The Churches But No Entry!


When I visit somewhere I like to drop into the local churches, synagogues, temples, cemeteries and such like. I do this not because I am terribly religious but rather because I find such sojourns peaceful and such places tend to hold a wealth of historical information and give you an insight into an area that you might not otherwise get.

In Port Adelaide three churches were on my list for a look:
St Paul’s Anglican Church
St Mary’s Catholic Church
Port Adelaide Uniting Church Continue reading “The Churches But No Entry!”


Church Rock Walk – Tidbinbilla Nature Reserve

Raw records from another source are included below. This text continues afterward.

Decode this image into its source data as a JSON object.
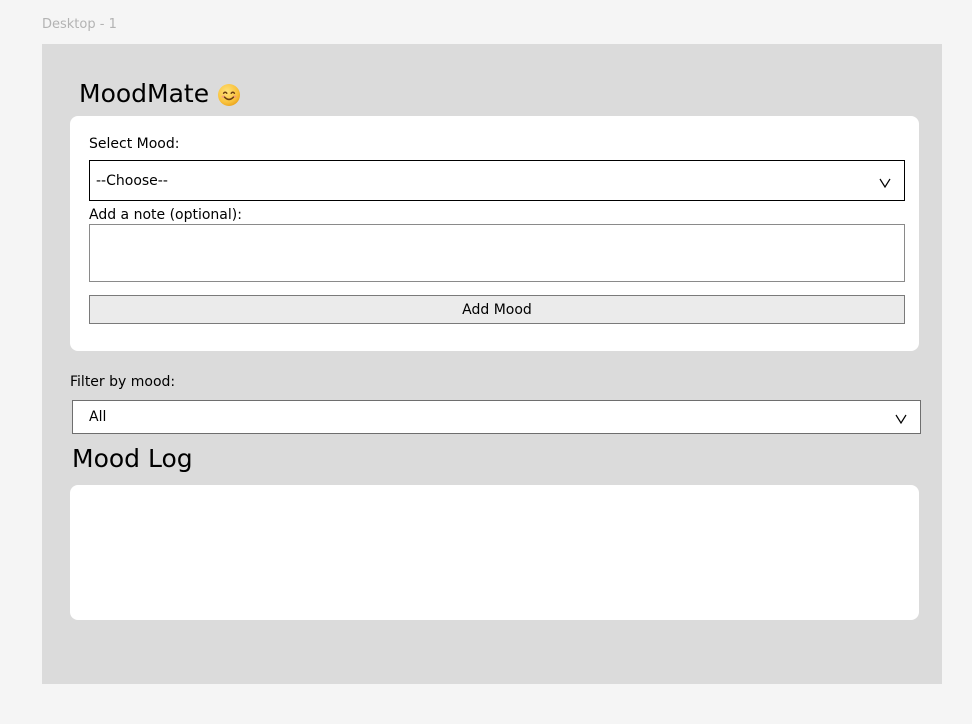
{
  "canvas": {
    "frame_label": "Desktop - 1"
  },
  "app": {
    "title": "MoodMate",
    "title_icon": "smiling-face-emoji-icon"
  },
  "form": {
    "mood_label": "Select Mood:",
    "mood_select_value": "--Choose--",
    "note_label": "Add a note (optional):",
    "note_value": "",
    "add_button_label": "Add Mood"
  },
  "filter": {
    "label": "Filter by mood:",
    "selected_value": "All"
  },
  "log": {
    "title": "Mood Log",
    "entries": []
  },
  "colors": {
    "canvas_background": "#f5f5f5",
    "frame_background": "#dbdbdb",
    "card_background": "#ffffff",
    "button_background": "#ebebeb",
    "emoji_face": "#f9c23c"
  }
}
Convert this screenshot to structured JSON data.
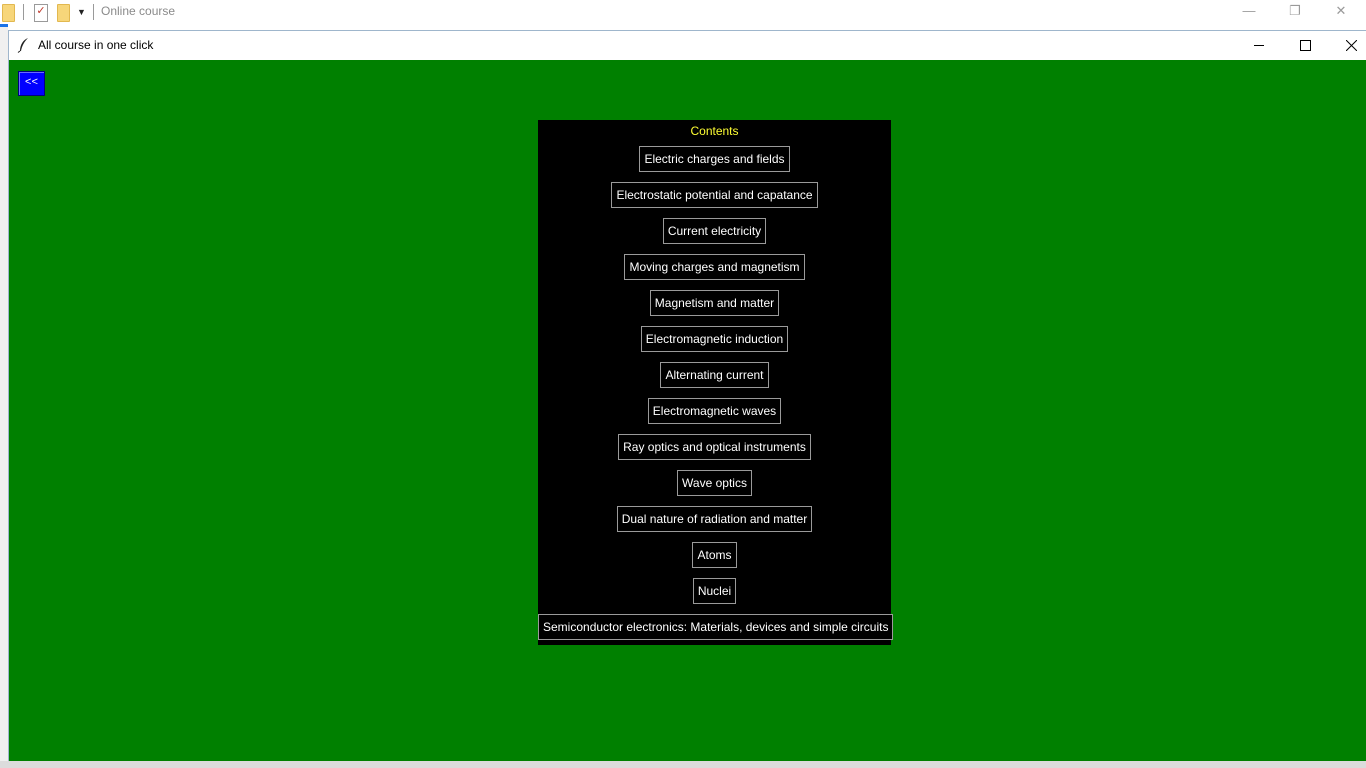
{
  "background_window": {
    "title": "Online course"
  },
  "app": {
    "title": "All course in one click",
    "back_label": "<<",
    "colors": {
      "client_bg": "#008000",
      "panel_bg": "#000000",
      "heading": "#ffff33",
      "back_button": "#0000ff"
    },
    "contents": {
      "heading": "Contents",
      "items": [
        "Electric charges and fields",
        "Electrostatic potential and capatance",
        "Current electricity",
        "Moving charges and magnetism",
        "Magnetism and matter",
        "Electromagnetic induction",
        "Alternating current",
        "Electromagnetic waves",
        "Ray optics and optical instruments",
        "Wave optics",
        "Dual nature of radiation and matter",
        "Atoms",
        "Nuclei",
        "Semiconductor electronics: Materials, devices and simple circuits"
      ]
    }
  }
}
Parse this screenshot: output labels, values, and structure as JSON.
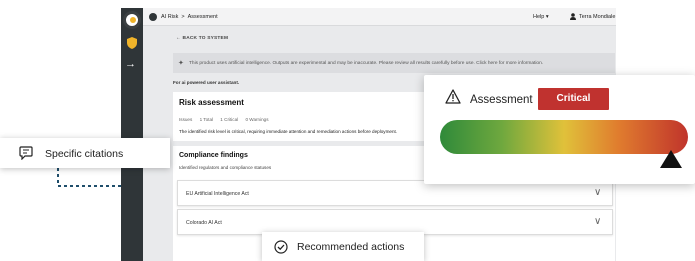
{
  "breadcrumb": {
    "root": "AI Risk",
    "separator": ">",
    "current": "Assessment"
  },
  "topbar": {
    "help": "Help",
    "help_chevron": "▾",
    "user": "Terra Mondiale"
  },
  "back_link": "← BACK TO SYSTEM",
  "banner": {
    "icon": "sparkle-icon",
    "text": "This product uses artificial intelligence. Outputs are experimental and may be inaccurate. Please review all results carefully before use. Click here for more information."
  },
  "ai_use_note": "For ai powered user assistant.",
  "risk_assessment": {
    "title": "Risk assessment",
    "stats": [
      "Issues",
      "1 Total",
      "1 Critical",
      "0 Warnings"
    ],
    "description": "The identified risk level is critical, requiring immediate attention and remediation actions before deployment."
  },
  "compliance": {
    "title": "Compliance findings",
    "subtitle": "Identified regulators and compliance statuses",
    "items": [
      {
        "label": "EU Artificial Intelligence Act"
      },
      {
        "label": "Colorado AI Act"
      }
    ],
    "chevron": "∨"
  },
  "assessment_card": {
    "label": "Assessment",
    "level": "Critical",
    "level_color": "#c0322f",
    "gauge_level": 0.95
  },
  "callouts": {
    "citations": "Specific citations",
    "recommended": "Recommended actions"
  },
  "colors": {
    "sidebar": "#2f3538",
    "accent_dots": "#1f4e6b"
  }
}
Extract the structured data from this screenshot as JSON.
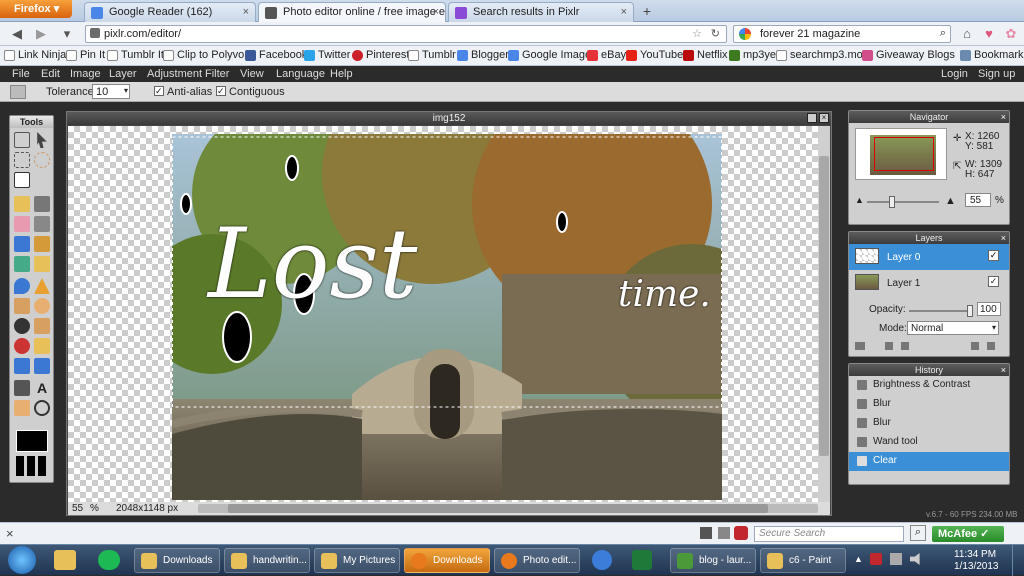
{
  "browser": {
    "menu_button": "Firefox",
    "tabs": [
      {
        "label": "Google Reader (162)",
        "color": "#4a86e8"
      },
      {
        "label": "Photo editor online / free image editi...",
        "color": "#555555"
      },
      {
        "label": "Search results in Pixlr",
        "color": "#8a4bd6"
      }
    ],
    "new_tab": "+",
    "url": "pixlr.com/editor/",
    "search": "forever 21 magazine"
  },
  "bookmarks": [
    {
      "label": "Link Ninja",
      "color": "#ffffff"
    },
    {
      "label": "Pin It",
      "color": "#ffffff"
    },
    {
      "label": "Tumblr It",
      "color": "#ffffff"
    },
    {
      "label": "Clip to Polyvore",
      "color": "#ffffff"
    },
    {
      "label": "Facebook",
      "color": "#3b5998"
    },
    {
      "label": "Twitter",
      "color": "#2aa3e8"
    },
    {
      "label": "Pinterest",
      "color": "#cb2027"
    },
    {
      "label": "Tumblr",
      "color": "#34526f"
    },
    {
      "label": "Blogger",
      "color": "#f57d00"
    },
    {
      "label": "Google Images",
      "color": "#4a86e8"
    },
    {
      "label": "eBay",
      "color": "#e53238"
    },
    {
      "label": "YouTube",
      "color": "#e62117"
    },
    {
      "label": "Netflix",
      "color": "#b9090b"
    },
    {
      "label": "mp3ye",
      "color": "#3d7a1f"
    },
    {
      "label": "searchmp3.mobi",
      "color": "#ffffff"
    },
    {
      "label": "Giveaway Blogs",
      "color": "#d14e8a"
    }
  ],
  "bookmarks_menu": "Bookmarks",
  "pixlr": {
    "menus": [
      "File",
      "Edit",
      "Image",
      "Layer",
      "Adjustment",
      "Filter",
      "View",
      "Language",
      "Help"
    ],
    "login": "Login",
    "signup": "Sign up",
    "options": {
      "tolerance_label": "Tolerance:",
      "tolerance_value": "10",
      "antialias_label": "Anti-alias",
      "contiguous_label": "Contiguous"
    },
    "tools_title": "Tools",
    "canvas_title": "img152",
    "overlay_text": [
      "Lost",
      "time."
    ],
    "status": {
      "zoom": "55",
      "zoom_unit": "%",
      "size": "2048x1148 px"
    },
    "navigator": {
      "title": "Navigator",
      "x": "X: 1260",
      "y": "Y:  581",
      "w": "W: 1309",
      "h": "H:  647",
      "zoom": "55",
      "zoom_unit": "%"
    },
    "layers": {
      "title": "Layers",
      "items": [
        {
          "name": "Layer 0",
          "selected": true
        },
        {
          "name": "Layer 1",
          "selected": false
        }
      ],
      "opacity_label": "Opacity:",
      "opacity_value": "100",
      "mode_label": "Mode:",
      "mode_value": "Normal"
    },
    "history": {
      "title": "History",
      "items": [
        "Brightness & Contrast",
        "Blur",
        "Blur",
        "Wand tool",
        "Clear"
      ]
    },
    "version": "v.6.7 - 60 FPS 234.00 MB"
  },
  "findbar": {
    "close": "×",
    "search_placeholder": "Secure Search",
    "mcafee": "McAfee"
  },
  "taskbar": {
    "items": [
      {
        "label": "Downloads",
        "color": "#e8c05a",
        "hot": false
      },
      {
        "label": "handwritin...",
        "color": "#e8c05a",
        "hot": false
      },
      {
        "label": "My Pictures",
        "color": "#e8c05a",
        "hot": false
      },
      {
        "label": "Downloads",
        "color": "#e8791d",
        "hot": true
      },
      {
        "label": "Photo edit...",
        "color": "#e8791d",
        "hot": false
      },
      {
        "label": "blog - laur...",
        "color": "#4a9a3a",
        "hot": false
      },
      {
        "label": "c6 - Paint",
        "color": "#e8c05a",
        "hot": false
      }
    ],
    "time": "11:34 PM",
    "date": "1/13/2013"
  }
}
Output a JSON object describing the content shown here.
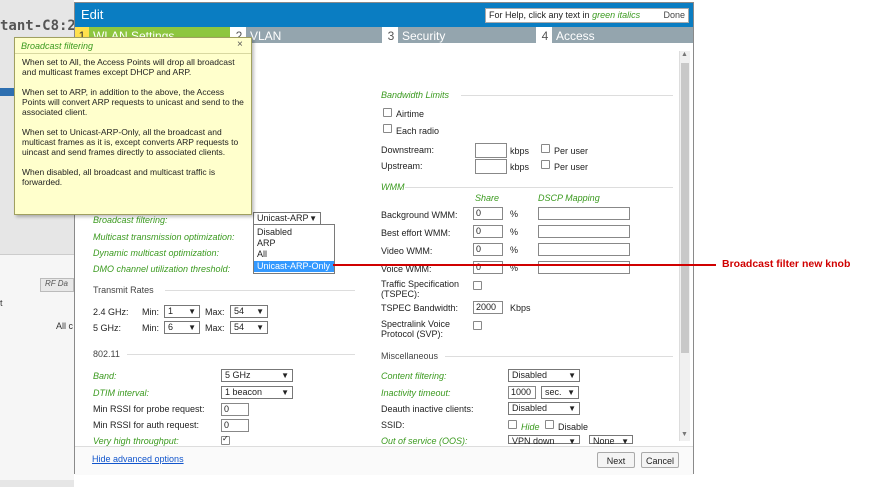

12This is a modest 2km walk which is graded easy with the suggestion that it can be completed in an hour.

While there is a bit of a pull up to the Church Rock the loop walk is, overall, easy and I took around 50mins to complete it. Continue reading “Church Rock Walk – Tidbinbilla Nature Reserve”

St Patrick’s Catholic Church


European settlers arrived in the area around 1826 and Gundagai developed on the Murrumbidgee River flats. In 1846 a land grant was made to the Catholic Church, not in the town but to the north on the slopes of Mt Parnassus. Had the Catholics been banished from the township? Continue reading “St Patrick’s Catholic Church”


Cathedral Church of St Francis Xavier


St Francis Xavier’s, on the end of Wakefield Street just of Victoria Square, is the major Roman Catholic church in Adelaide, the City of Churches. It takes its name from St Francis Xavier who was proclaimed patron of foreign missions by Pope Pius X. Continue reading “Cathedral Church of St Francis Xavier”


St Joseph’s Roman Catholic Church


A truly modern building in a town where the majority of buildings date from the 15th century and earlier, St Joseph’s was built in 1894, after the demolition of the Franciscan convent (pre-1723 its was Dominican). The Church was designed by a Sighisoara architect Letz and has an organ made by Kerl Einschenk in 1908. Continue reading “St Joseph’s Roman Catholic Church”


The Grotto of Our Lady of Ascension


The Grotto was built in 1944 by members of the US 895th Engineering Regiment with the first service therein on Easter Sunday of that year. Built to serve military personnel, the original chapel was constructed from lava rock and recycled army hut materials. While there was a stone wall surrounding the altar area sandbags were used for the outer walls and kneeling pads. The statue of Our Lady was imported from the United States. The Grotto remained in use until the US base closed in 1947. Continue reading “The Grotto of Our Lady of Ascension”


Our Lady of Sorrows Catholic Church


Our Lady of Sorrows was the first stone Catholic church to be built in Riga after the Reformation – in 1785 – over 200 years after the beginning of the Reformation. Continue reading “Our Lady of Sorrows Catholic Church”


Sacred Heart Church – Irvinestown


The Gothic style Sacred Heart Church in local limestone and Newry Granodiorite is not especially old having been built in 1910 (with a significant extension in 1989). Continue reading “Sacred Heart Church – Irvinestown”